According to Forrester, fraudsters tend to be part of organized crime groups. This fraud trend will continue in 2019, with bad actors sharing tools among themselves to further exploit financial institutions. “It’s time consuming for fraud and risk management professionals to continually update fraud models, and it’s increasingly difficult to identify fraud across multiple channels, including mobile,” Forrester says.
A rules-based system alone can no longer keep up. To stay ahead, FIs need a fraud detection solution that leverages AI through supervised and unsupervised machine learning. Machine learning allows organizations to analyze data with context across devices, applications, and transactions, and requires very little manual input.
Machine learning algorithms analyze transaction data and only flag suspicious transactions with higher risk scores. This risk-based analytics approach can detect complex patterns that are difficult for analysts to identify, and better detect new and emerging fraud.
Digital Identity Verification
Financial institutions have traditionally depended on credit bureaus for identity verification. One big problem with this approach is the static nature of personal information. If the PII has been stolen or compromised, bad actors will be able to use it to open a new account. After all, the personal information on the new application is the same as the information the credit bureau has on file.
FIs can no longer depend on verifying a user’s identity based on static data from credit bureaus. Fraud departments need to be aware that this outdated approach is no longer an acceptable form of identity verification. Otherwise, organizations will continue to fall victim to new account fraud and application fraud for years to come.
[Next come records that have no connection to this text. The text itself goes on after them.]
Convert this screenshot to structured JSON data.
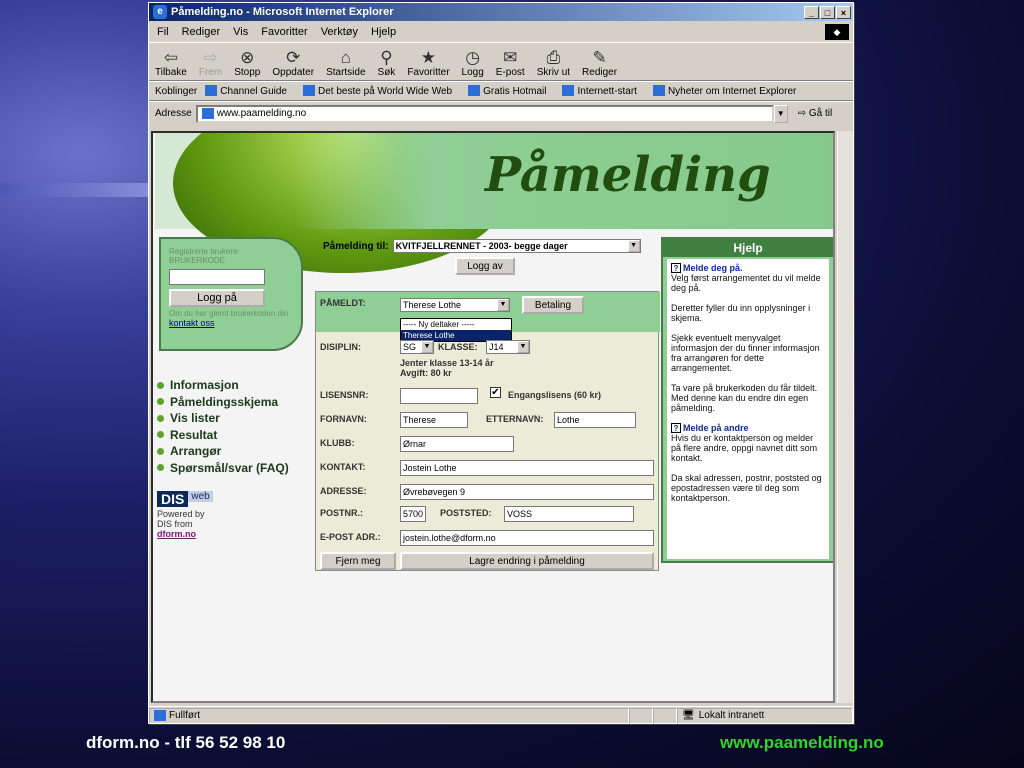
{
  "window": {
    "title": "Påmelding.no - Microsoft Internet Explorer"
  },
  "menu": [
    "Fil",
    "Rediger",
    "Vis",
    "Favoritter",
    "Verktøy",
    "Hjelp"
  ],
  "toolbar": [
    {
      "label": "Tilbake",
      "icon": "back-arrow-icon"
    },
    {
      "label": "Frem",
      "icon": "forward-arrow-icon"
    },
    {
      "label": "Stopp",
      "icon": "stop-icon"
    },
    {
      "label": "Oppdater",
      "icon": "refresh-icon"
    },
    {
      "label": "Startside",
      "icon": "home-icon"
    },
    {
      "label": "Søk",
      "icon": "search-icon"
    },
    {
      "label": "Favoritter",
      "icon": "favorites-icon"
    },
    {
      "label": "Logg",
      "icon": "history-icon"
    },
    {
      "label": "E-post",
      "icon": "mail-icon"
    },
    {
      "label": "Skriv ut",
      "icon": "print-icon"
    },
    {
      "label": "Rediger",
      "icon": "edit-icon"
    }
  ],
  "links": {
    "label": "Koblinger",
    "items": [
      "Channel Guide",
      "Det beste på World Wide Web",
      "Gratis Hotmail",
      "Internett-start",
      "Nyheter om Internet Explorer"
    ]
  },
  "address": {
    "label": "Adresse",
    "value": "www.paamelding.no",
    "go": "Gå til"
  },
  "banner": {
    "title": "Påmelding"
  },
  "login": {
    "label": "Registrerte brukere:",
    "code_label": "BRUKERKODE",
    "button": "Logg på",
    "forgot": "Om du har glemt brukerkoden din",
    "contact": "kontakt oss"
  },
  "nav": [
    "Informasjon",
    "Påmeldingsskjema",
    "Vis lister",
    "Resultat",
    "Arrangør",
    "Spørsmål/svar (FAQ)"
  ],
  "dis": {
    "box": "DIS",
    "web": "web",
    "powered": "Powered by",
    "from": "DIS from",
    "link": "dform.no"
  },
  "form": {
    "pamelding_label": "Påmelding til:",
    "event": "KVITFJELLRENNET - 2003- begge dager",
    "logout": "Logg av",
    "pameldt_label": "PÅMELDT:",
    "pameldt_value": "Therese Lothe",
    "betaling": "Betaling",
    "options": [
      "----- Ny deltaker -----",
      "Therese Lothe"
    ],
    "disiplin_label": "DISIPLIN:",
    "disiplin_value": "SG",
    "klasse_label": "KLASSE:",
    "klasse_value": "J14",
    "class_info": "Jenter klasse 13-14 år",
    "fee": "Avgift: 80 kr",
    "lisens_label": "LISENSNR:",
    "lisens_value": "",
    "engang_label": "Engangslisens (60 kr)",
    "fornavn_label": "FORNAVN:",
    "fornavn": "Therese",
    "etternavn_label": "ETTERNAVN:",
    "etternavn": "Lothe",
    "klubb_label": "KLUBB:",
    "klubb": "Ørnar",
    "kontakt_label": "KONTAKT:",
    "kontakt": "Jostein Lothe",
    "adresse_label": "ADRESSE:",
    "adresse": "Øvrebøvegen 9",
    "postnr_label": "POSTNR.:",
    "postnr": "5700",
    "poststed_label": "POSTSTED:",
    "poststed": "VOSS",
    "epost_label": "E-POST ADR.:",
    "epost": "jostein.lothe@dform.no",
    "remove": "Fjern meg",
    "save": "Lagre endring i påmelding"
  },
  "help": {
    "title": "Hjelp",
    "h1": "Melde deg på.",
    "p1": "Velg først arrangementet du vil melde deg på.",
    "p2": "Deretter fyller du inn opplysninger i skjema.",
    "p3": "Sjekk eventuelt menyvalget informasjon der du finner informasjon fra arrangøren for dette arrangementet.",
    "p4": "Ta vare på brukerkoden du får tildelt. Med denne kan du endre din egen påmelding.",
    "h2": "Melde på andre",
    "p5": "Hvis du er kontaktperson og melder på flere andre, oppgi navnet ditt som kontakt.",
    "p6": "Da skal adressen, postnr, poststed og epostadressen være til deg som kontaktperson."
  },
  "status": {
    "left": "Fullført",
    "zone": "Lokalt intranett"
  },
  "footer": {
    "left": "dform.no - tlf  56 52 98 10",
    "right": "www.paamelding.no"
  }
}
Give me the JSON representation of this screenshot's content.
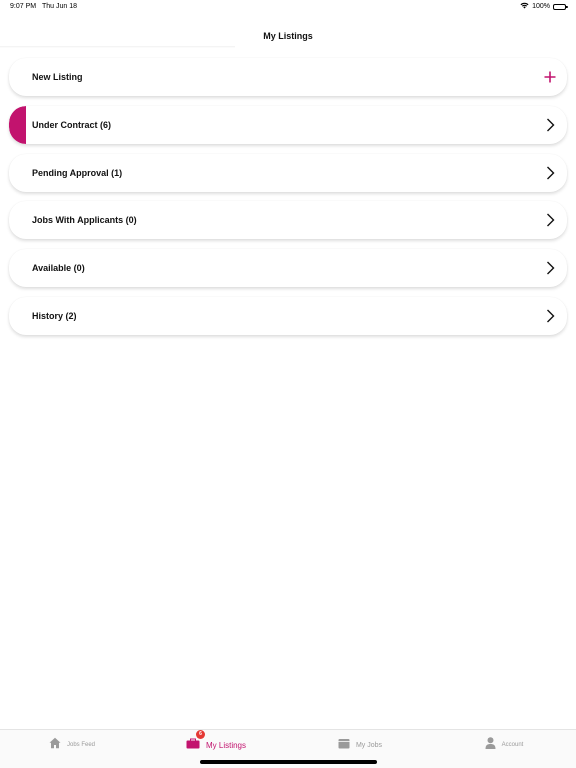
{
  "status_bar": {
    "time": "9:07 PM",
    "date": "Thu Jun 18",
    "battery": "100%"
  },
  "header": {
    "title": "My Listings"
  },
  "colors": {
    "accent": "#c2136e",
    "tab_inactive": "#9a9a9a",
    "badge": "#e53935"
  },
  "listings": [
    {
      "label": "New Listing",
      "trailing_icon": "plus-icon"
    },
    {
      "label": "Under Contract (6)",
      "trailing_icon": "chevron-right-icon",
      "accent": true
    },
    {
      "label": "Pending Approval (1)",
      "trailing_icon": "chevron-right-icon"
    },
    {
      "label": "Jobs With Applicants (0)",
      "trailing_icon": "chevron-right-icon"
    },
    {
      "label": "Available (0)",
      "trailing_icon": "chevron-right-icon"
    },
    {
      "label": "History (2)",
      "trailing_icon": "chevron-right-icon"
    }
  ],
  "tab_bar": {
    "tabs": [
      {
        "label": "Jobs Feed",
        "icon": "home-icon",
        "active": false
      },
      {
        "label": "My Listings",
        "icon": "briefcase-icon",
        "active": true,
        "badge": "6"
      },
      {
        "label": "My Jobs",
        "icon": "folder-icon",
        "active": false
      },
      {
        "label": "Account",
        "icon": "person-icon",
        "active": false
      }
    ]
  }
}
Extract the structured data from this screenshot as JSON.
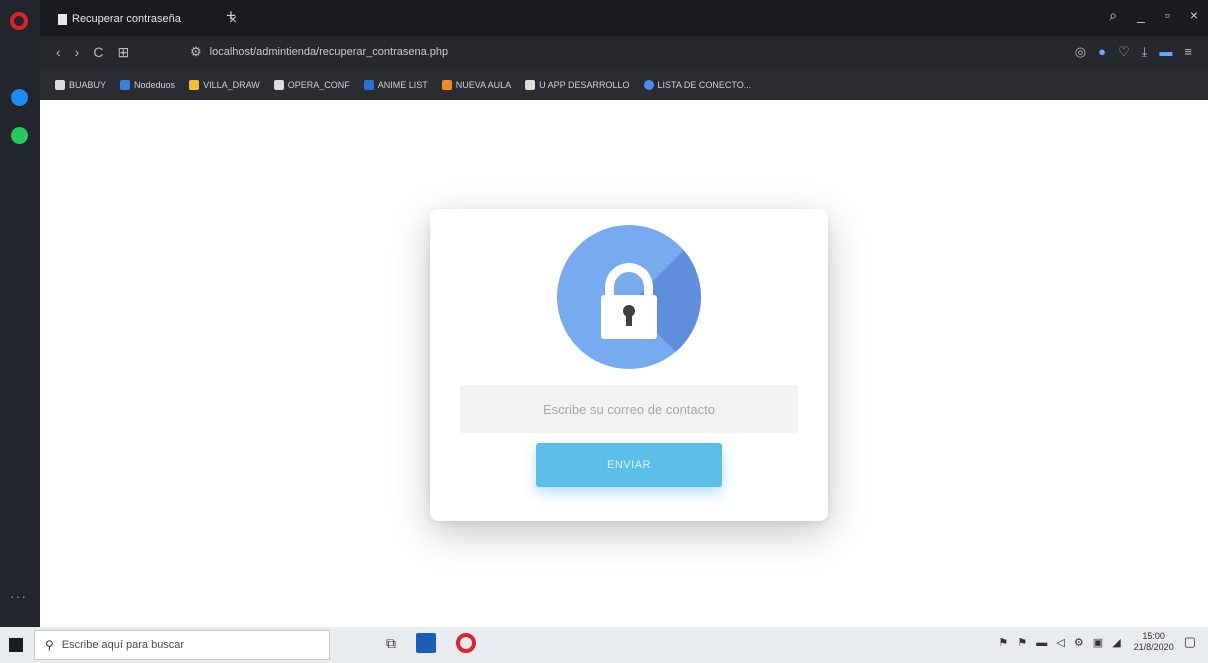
{
  "browser": {
    "tab_title": "Recuperar contraseña",
    "tab_close": "×",
    "new_tab": "+",
    "url": "localhost/admintienda/recuperar_contrasena.php",
    "nav": {
      "back": "‹",
      "forward": "›",
      "reload": "C",
      "speed_dial": "⊞"
    },
    "window_controls": {
      "search": "⌕",
      "minimize": "_",
      "maximize": "▫",
      "close": "×"
    },
    "toolbar_icons": [
      "◎",
      "●",
      "♡",
      "⤓",
      "▬",
      "≡"
    ],
    "bookmarks": [
      {
        "label": "BUABUY",
        "icon": "page-icon"
      },
      {
        "label": "Nodeduos",
        "icon": "facebook-icon"
      },
      {
        "label": "VILLA_DRAW",
        "icon": "drive-icon"
      },
      {
        "label": "OPERA_CONF",
        "icon": "gear-icon"
      },
      {
        "label": "ANIME LIST",
        "icon": "list-icon"
      },
      {
        "label": "NUEVA AULA",
        "icon": "aula-icon"
      },
      {
        "label": "U APP DESARROLLO",
        "icon": "page-icon"
      },
      {
        "label": "LISTA DE CONECTO...",
        "icon": "globe-icon"
      }
    ],
    "sidebar_more": "···"
  },
  "page": {
    "lock_icon": "lock-icon",
    "email_placeholder": "Escribe su correo de contacto",
    "email_value": "",
    "send_button": "ENVIAR"
  },
  "taskbar": {
    "search_placeholder": "Escribe aquí para buscar",
    "tray_icons": "⚑ ⚑ ▬   ◁ ⚙ ▣ ◢",
    "time": "15:00",
    "date": "21/8/2020",
    "notification_icon": "▢"
  },
  "colors": {
    "lock_circle": "#78aaf0",
    "send_button": "#5bbfe9",
    "opera_red": "#e0232b"
  }
}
Bringing It All Together
Organizations that rely only on credit data and static KBA solutions for identity verification will continue to provide a lengthy, rigid, and intrusive customer onboarding or new account creation experience. This risks motivating customers to switch to other financial institutions that can provide a faster, easier experience.
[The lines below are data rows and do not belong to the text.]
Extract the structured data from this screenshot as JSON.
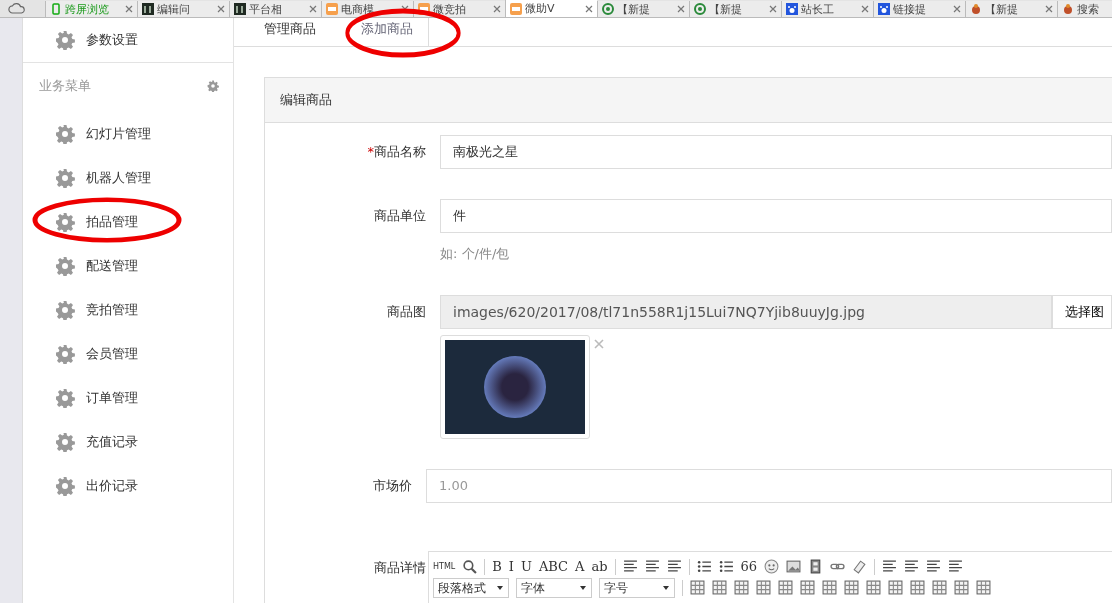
{
  "browser_tabs": [
    {
      "label": "跨屏浏览",
      "selected": false,
      "kind": "phone"
    },
    {
      "label": "编辑问",
      "selected": false,
      "kind": "thumb"
    },
    {
      "label": "平台相",
      "selected": false,
      "kind": "thumb"
    },
    {
      "label": "电商模",
      "selected": false,
      "kind": "logo"
    },
    {
      "label": "微竞拍",
      "selected": false,
      "kind": "logo"
    },
    {
      "label": "微助V",
      "selected": true,
      "kind": "logo"
    },
    {
      "label": "【新提",
      "selected": false,
      "kind": "swirl"
    },
    {
      "label": "【新提",
      "selected": false,
      "kind": "swirl"
    },
    {
      "label": "站长工",
      "selected": false,
      "kind": "paw"
    },
    {
      "label": "链接提",
      "selected": false,
      "kind": "paw"
    },
    {
      "label": "【新提",
      "selected": false,
      "kind": "bug"
    },
    {
      "label": "搜索",
      "selected": false,
      "kind": "bug"
    }
  ],
  "sidebar": {
    "top_item": "参数设置",
    "section_title": "业务菜单",
    "items": [
      "幻灯片管理",
      "机器人管理",
      "拍品管理",
      "配送管理",
      "竞拍管理",
      "会员管理",
      "订单管理",
      "充值记录",
      "出价记录"
    ]
  },
  "tabs": [
    {
      "label": "管理商品",
      "selected": false
    },
    {
      "label": "添加商品",
      "selected": true
    }
  ],
  "panel": {
    "title": "编辑商品",
    "fields": [
      {
        "kind": "text",
        "label": "商品名称",
        "required_mark": "*",
        "value": "南极光之星"
      },
      {
        "kind": "text",
        "label": "商品单位",
        "value": "件",
        "help": "如: 个/件/包"
      },
      {
        "kind": "image",
        "label": "商品图",
        "value": "images/620/2017/08/tl71n558R1j15Lui7NQ7Yjib8uuyJg.jpg",
        "button": "选择图"
      },
      {
        "kind": "price",
        "label": "市场价",
        "placeholder": "1.00"
      },
      {
        "kind": "editor",
        "label": "商品详情",
        "toolbar_row1": [
          {
            "kind": "text",
            "label": "HTML"
          },
          {
            "kind": "search"
          },
          {
            "kind": "sep"
          },
          {
            "kind": "text",
            "label": "B"
          },
          {
            "kind": "text",
            "label": "I"
          },
          {
            "kind": "text",
            "label": "U"
          },
          {
            "kind": "text",
            "label": "ABC"
          },
          {
            "kind": "text",
            "label": "A"
          },
          {
            "kind": "text",
            "label": "ab"
          },
          {
            "kind": "sep"
          },
          {
            "kind": "lines"
          },
          {
            "kind": "lines"
          },
          {
            "kind": "lines"
          },
          {
            "kind": "sep"
          },
          {
            "kind": "list"
          },
          {
            "kind": "list"
          },
          {
            "kind": "text",
            "label": "66"
          },
          {
            "kind": "smiley"
          },
          {
            "kind": "image"
          },
          {
            "kind": "film"
          },
          {
            "kind": "link"
          },
          {
            "kind": "eraser"
          },
          {
            "kind": "sep"
          },
          {
            "kind": "lines"
          },
          {
            "kind": "lines"
          },
          {
            "kind": "lines"
          },
          {
            "kind": "lines"
          }
        ],
        "selects": [
          "段落格式",
          "字体",
          "字号"
        ],
        "toolbar_row2": [
          {
            "kind": "table"
          },
          {
            "kind": "table"
          },
          {
            "kind": "table"
          },
          {
            "kind": "table"
          },
          {
            "kind": "table"
          },
          {
            "kind": "table"
          },
          {
            "kind": "table"
          },
          {
            "kind": "table"
          },
          {
            "kind": "table"
          },
          {
            "kind": "table"
          },
          {
            "kind": "table"
          },
          {
            "kind": "table"
          },
          {
            "kind": "table"
          },
          {
            "kind": "table"
          }
        ]
      }
    ]
  },
  "annotations": [
    {
      "kind": "ellipse"
    },
    {
      "kind": "ellipse"
    }
  ]
}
By combining modern identity verification solutions with risk analytics, organizations can achieve a context-aware identity verification solution. A context-aware solution enables real-time security decisions based on the total risk associated with a new customer. With the latest solutions, organizations can now review and analyze multiple pieces of information from different sources and across multiple digital channels (e.g., web, online, branch, and call center), to better manage their risk of fraud – especially for remote, faceless transactions.
Context-aware identity verification solutions use a variety of checks that include:
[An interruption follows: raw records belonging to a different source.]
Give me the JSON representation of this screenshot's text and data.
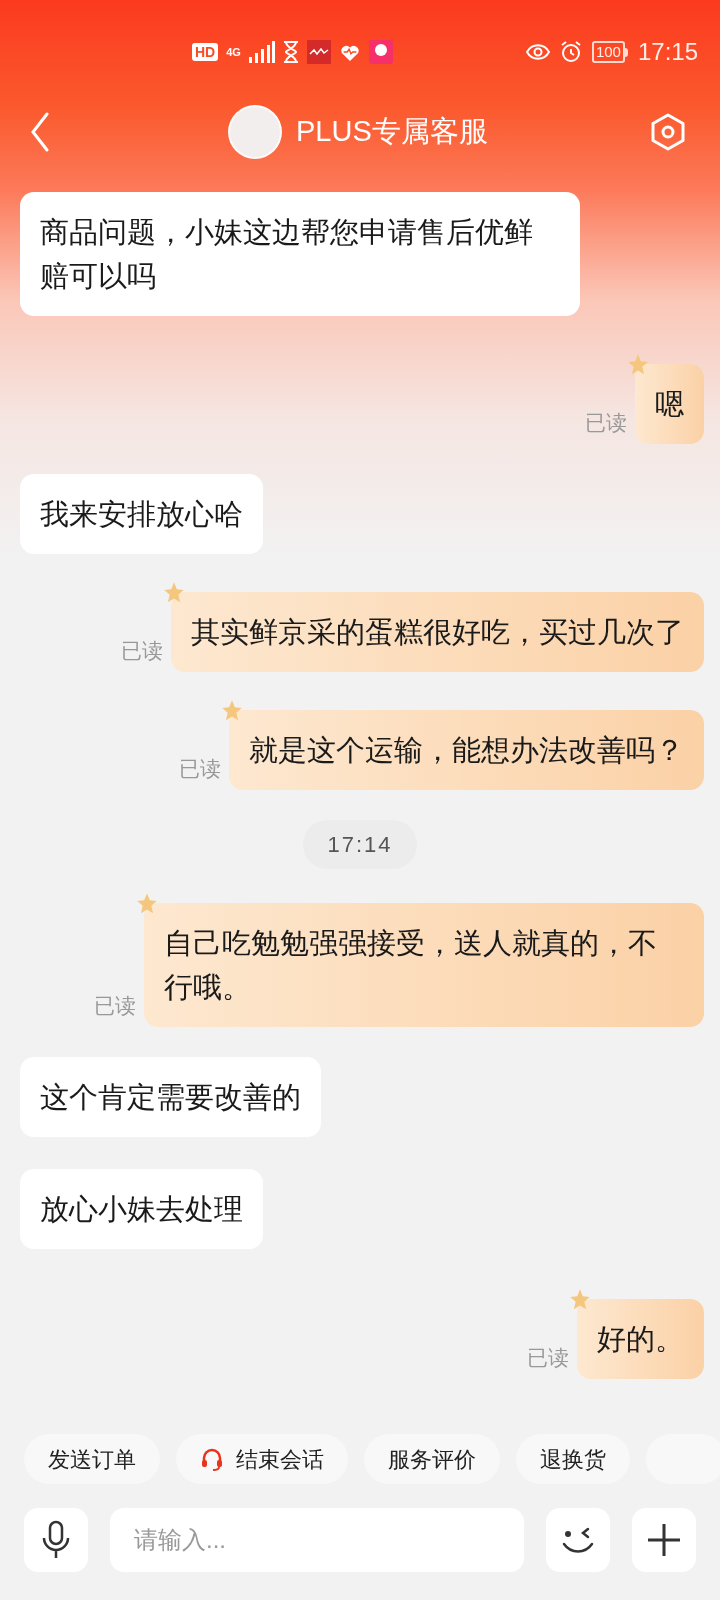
{
  "status_bar": {
    "hd": "HD",
    "network": "4G",
    "battery": "100",
    "time": "17:15"
  },
  "header": {
    "title": "PLUS专属客服"
  },
  "messages": [
    {
      "kind": "received",
      "text": "商品问题，小妹这边帮您申请售后优鲜赔可以吗"
    },
    {
      "kind": "sent",
      "text": "嗯",
      "status": "已读"
    },
    {
      "kind": "received",
      "text": "我来安排放心哈"
    },
    {
      "kind": "sent",
      "text": "其实鲜京采的蛋糕很好吃，买过几次了",
      "status": "已读"
    },
    {
      "kind": "sent",
      "text": "就是这个运输，能想办法改善吗？",
      "status": "已读"
    },
    {
      "kind": "timestamp",
      "text": "17:14"
    },
    {
      "kind": "sent",
      "text": "自己吃勉勉强强接受，送人就真的，不行哦。",
      "status": "已读"
    },
    {
      "kind": "received",
      "text": "这个肯定需要改善的"
    },
    {
      "kind": "received",
      "text": "放心小妹去处理"
    },
    {
      "kind": "sent",
      "text": "好的。",
      "status": "已读"
    }
  ],
  "quick_actions": [
    {
      "label": "发送订单",
      "kind": "plain"
    },
    {
      "label": "结束会话",
      "kind": "headset"
    },
    {
      "label": "服务评价",
      "kind": "plain"
    },
    {
      "label": "退换货",
      "kind": "plain"
    }
  ],
  "input": {
    "placeholder": "请输入..."
  }
}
- Links to credit bureaus, such as Equifax, TransUnion, Experian
- Financial institution account checking
- Anti-money laundering screening
- ID document capture and biometric verification
- Risk analytics
With a context-aware identity verification solution, FIs can dramatically reduce fraud and drive top-line growth, while providing the best user experience possible for new digital account openings.